▶ Task to carry out:
Pictures do not belong in the copy, so please give every entry below again exactly.

▶ Record excerpts:
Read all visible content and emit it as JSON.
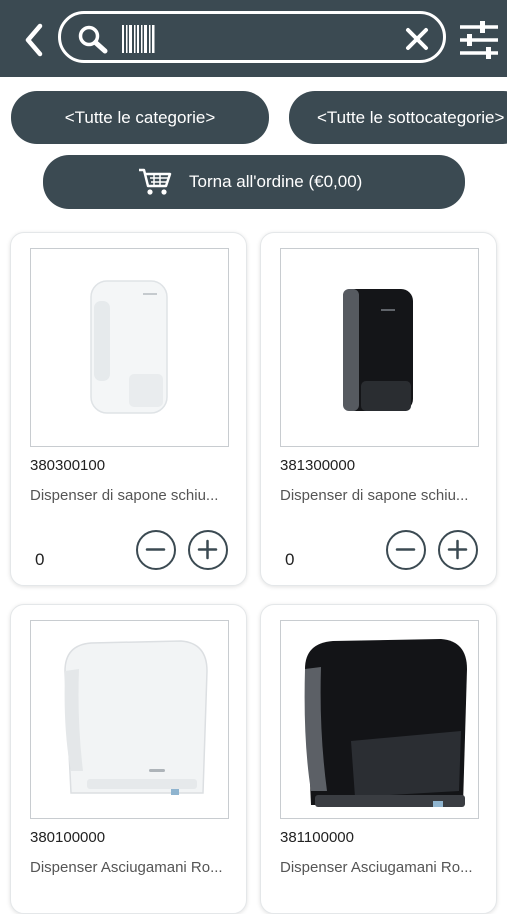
{
  "header": {
    "back_icon": "chevron-left-icon",
    "search": {
      "value": "",
      "placeholder": "",
      "icons": [
        "search-icon",
        "barcode-icon",
        "close-icon"
      ]
    },
    "filter_icon": "sliders-icon"
  },
  "filters": {
    "category_label": "<Tutte le categorie>",
    "subcategory_label": "<Tutte le sottocategorie>"
  },
  "order_button": {
    "label": "Torna all'ordine (€0,00)",
    "icon": "cart-icon"
  },
  "colors": {
    "primary": "#3b4a52",
    "text": "#222222",
    "muted": "#555555",
    "card_border": "#e4e7e9"
  },
  "products": [
    {
      "code": "380300100",
      "description": "Dispenser di sapone schiu...",
      "quantity": "0",
      "image": "white-soap-dispenser"
    },
    {
      "code": "381300000",
      "description": "Dispenser di sapone schiu...",
      "quantity": "0",
      "image": "black-soap-dispenser"
    },
    {
      "code": "380100000",
      "description": "Dispenser Asciugamani Ro...",
      "image": "white-towel-dispenser"
    },
    {
      "code": "381100000",
      "description": "Dispenser Asciugamani Ro...",
      "image": "black-towel-dispenser"
    }
  ]
}
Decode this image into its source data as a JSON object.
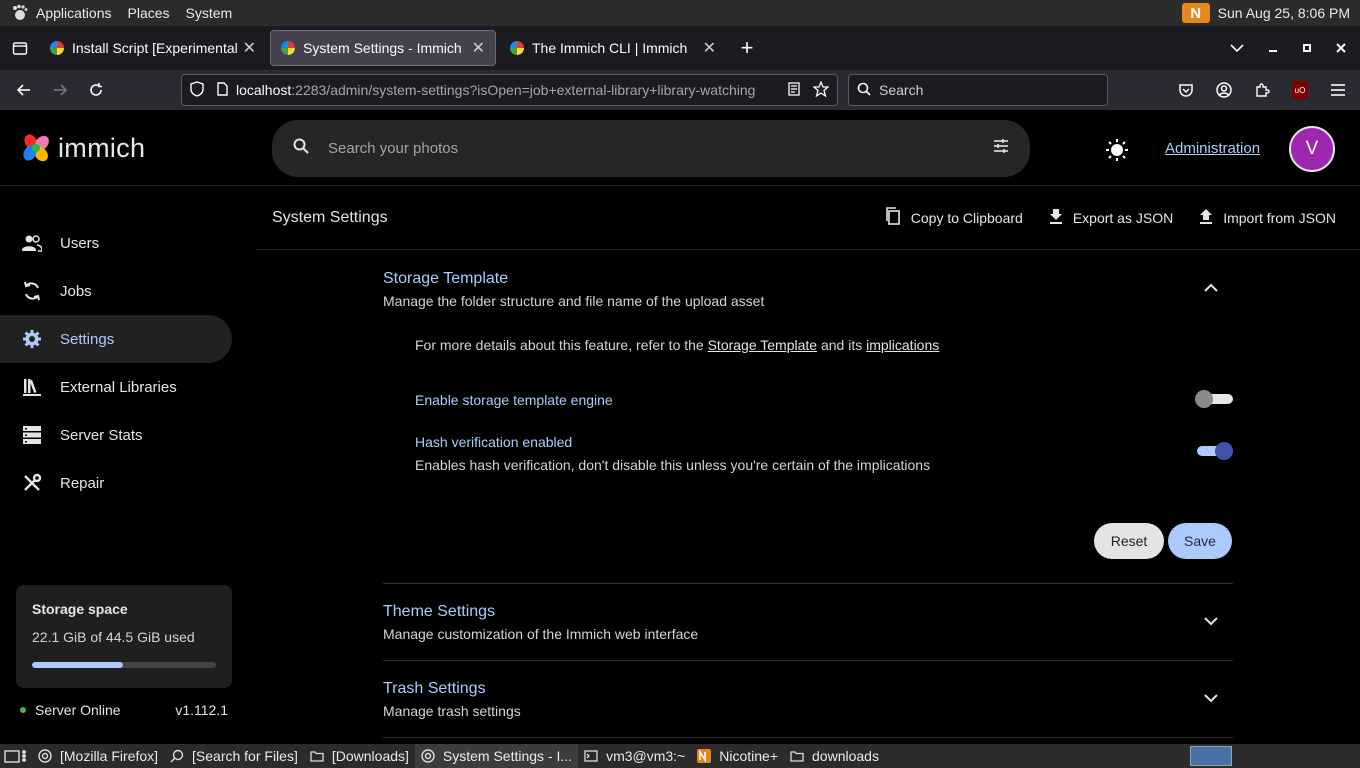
{
  "gnome": {
    "applications": "Applications",
    "places": "Places",
    "system": "System",
    "clock": "Sun Aug 25,  8:06 PM",
    "nicotine_glyph": "N"
  },
  "browser": {
    "tabs": [
      {
        "title": "Install Script [Experimental]",
        "active": false
      },
      {
        "title": "System Settings - Immich",
        "active": true
      },
      {
        "title": "The Immich CLI | Immich",
        "active": false
      }
    ],
    "url_host": "localhost",
    "url_rest": ":2283/admin/system-settings?isOpen=job+external-library+library-watching",
    "search_placeholder": "Search"
  },
  "header": {
    "brand": "immich",
    "search_placeholder": "Search your photos",
    "admin_link": "Administration",
    "avatar_letter": "V"
  },
  "sidebar": {
    "items": [
      {
        "label": "Users",
        "icon": "users-icon",
        "active": false
      },
      {
        "label": "Jobs",
        "icon": "sync-icon",
        "active": false
      },
      {
        "label": "Settings",
        "icon": "gear-icon",
        "active": true
      },
      {
        "label": "External Libraries",
        "icon": "library-icon",
        "active": false
      },
      {
        "label": "Server Stats",
        "icon": "server-icon",
        "active": false
      },
      {
        "label": "Repair",
        "icon": "wrench-icon",
        "active": false
      }
    ],
    "storage": {
      "title": "Storage space",
      "usage": "22.1 GiB of 44.5 GiB used",
      "fraction": 0.497
    },
    "server": {
      "status": "Server Online",
      "version": "v1.112.1"
    }
  },
  "main": {
    "title": "System Settings",
    "actions": {
      "copy": "Copy to Clipboard",
      "export": "Export as JSON",
      "import": "Import from JSON"
    },
    "storage_template": {
      "title": "Storage Template",
      "subtitle": "Manage the folder structure and file name of the upload asset",
      "info_prefix": "For more details about this feature, refer to the",
      "info_link1": "Storage Template",
      "info_mid": "and its",
      "info_link2": "implications",
      "enable_label": "Enable storage template engine",
      "enable_on": false,
      "hash_label": "Hash verification enabled",
      "hash_desc": "Enables hash verification, don't disable this unless you're certain of the implications",
      "hash_on": true,
      "reset": "Reset",
      "save": "Save"
    },
    "theme": {
      "title": "Theme Settings",
      "subtitle": "Manage customization of the Immich web interface"
    },
    "trash": {
      "title": "Trash Settings",
      "subtitle": "Manage trash settings"
    }
  },
  "taskbar": {
    "items": [
      {
        "label": "[Mozilla Firefox]",
        "icon": "firefox-icon"
      },
      {
        "label": "[Search for Files]",
        "icon": "search-files-icon"
      },
      {
        "label": "[Downloads]",
        "icon": "folder-icon"
      },
      {
        "label": "System Settings - I...",
        "icon": "firefox-icon"
      },
      {
        "label": "vm3@vm3:~",
        "icon": "terminal-icon"
      },
      {
        "label": "Nicotine+",
        "icon": "nicotine-icon"
      },
      {
        "label": "downloads",
        "icon": "folder-icon"
      }
    ]
  },
  "colors": {
    "accent": "#adcbfa",
    "avatar": "#9c27b0",
    "toggle_on": "#4250af",
    "online": "#4caf50"
  }
}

▶ Answer space:
Read all visible content and emit it as JSON.
{
  "header": {
    "back_icon": "chevron-left-icon",
    "search": {
      "value": "",
      "placeholder": "",
      "icons": [
        "search-icon",
        "barcode-icon",
        "close-icon"
      ]
    },
    "filter_icon": "sliders-icon"
  },
  "filters": {
    "category_label": "<Tutte le categorie>",
    "subcategory_label": "<Tutte le sottocategorie>"
  },
  "order_button": {
    "label": "Torna all'ordine (€0,00)",
    "icon": "cart-icon"
  },
  "colors": {
    "primary": "#3b4a52",
    "text": "#222222",
    "muted": "#555555",
    "card_border": "#e4e7e9"
  },
  "products": [
    {
      "code": "380300100",
      "description": "Dispenser di sapone schiu...",
      "quantity": "0",
      "image": "white-soap-dispenser"
    },
    {
      "code": "381300000",
      "description": "Dispenser di sapone schiu...",
      "quantity": "0",
      "image": "black-soap-dispenser"
    },
    {
      "code": "380100000",
      "description": "Dispenser Asciugamani Ro...",
      "image": "white-towel-dispenser"
    },
    {
      "code": "381100000",
      "description": "Dispenser Asciugamani Ro...",
      "image": "black-towel-dispenser"
    }
  ]
}
Decode this image into its source data as a JSON object.
{
  "gnome": {
    "applications": "Applications",
    "places": "Places",
    "system": "System",
    "clock": "Sun Aug 25,  8:06 PM",
    "nicotine_glyph": "N"
  },
  "browser": {
    "tabs": [
      {
        "title": "Install Script [Experimental]",
        "active": false
      },
      {
        "title": "System Settings - Immich",
        "active": true
      },
      {
        "title": "The Immich CLI | Immich",
        "active": false
      }
    ],
    "url_host": "localhost",
    "url_rest": ":2283/admin/system-settings?isOpen=job+external-library+library-watching",
    "search_placeholder": "Search"
  },
  "header": {
    "brand": "immich",
    "search_placeholder": "Search your photos",
    "admin_link": "Administration",
    "avatar_letter": "V"
  },
  "sidebar": {
    "items": [
      {
        "label": "Users",
        "icon": "users-icon",
        "active": false
      },
      {
        "label": "Jobs",
        "icon": "sync-icon",
        "active": false
      },
      {
        "label": "Settings",
        "icon": "gear-icon",
        "active": true
      },
      {
        "label": "External Libraries",
        "icon": "library-icon",
        "active": false
      },
      {
        "label": "Server Stats",
        "icon": "server-icon",
        "active": false
      },
      {
        "label": "Repair",
        "icon": "wrench-icon",
        "active": false
      }
    ],
    "storage": {
      "title": "Storage space",
      "usage": "22.1 GiB of 44.5 GiB used",
      "fraction": 0.497
    },
    "server": {
      "status": "Server Online",
      "version": "v1.112.1"
    }
  },
  "main": {
    "title": "System Settings",
    "actions": {
      "copy": "Copy to Clipboard",
      "export": "Export as JSON",
      "import": "Import from JSON"
    },
    "storage_template": {
      "title": "Storage Template",
      "subtitle": "Manage the folder structure and file name of the upload asset",
      "info_prefix": "For more details about this feature, refer to the",
      "info_link1": "Storage Template",
      "info_mid": "and its",
      "info_link2": "implications",
      "enable_label": "Enable storage template engine",
      "enable_on": false,
      "hash_label": "Hash verification enabled",
      "hash_desc": "Enables hash verification, don't disable this unless you're certain of the implications",
      "hash_on": true,
      "reset": "Reset",
      "save": "Save"
    },
    "theme": {
      "title": "Theme Settings",
      "subtitle": "Manage customization of the Immich web interface"
    },
    "trash": {
      "title": "Trash Settings",
      "subtitle": "Manage trash settings"
    }
  },
  "taskbar": {
    "items": [
      {
        "label": "[Mozilla Firefox]",
        "icon": "firefox-icon"
      },
      {
        "label": "[Search for Files]",
        "icon": "search-files-icon"
      },
      {
        "label": "[Downloads]",
        "icon": "folder-icon"
      },
      {
        "label": "System Settings - I...",
        "icon": "firefox-icon"
      },
      {
        "label": "vm3@vm3:~",
        "icon": "terminal-icon"
      },
      {
        "label": "Nicotine+",
        "icon": "nicotine-icon"
      },
      {
        "label": "downloads",
        "icon": "folder-icon"
      }
    ]
  },
  "colors": {
    "accent": "#adcbfa",
    "avatar": "#9c27b0",
    "toggle_on": "#4250af",
    "online": "#4caf50"
  }
}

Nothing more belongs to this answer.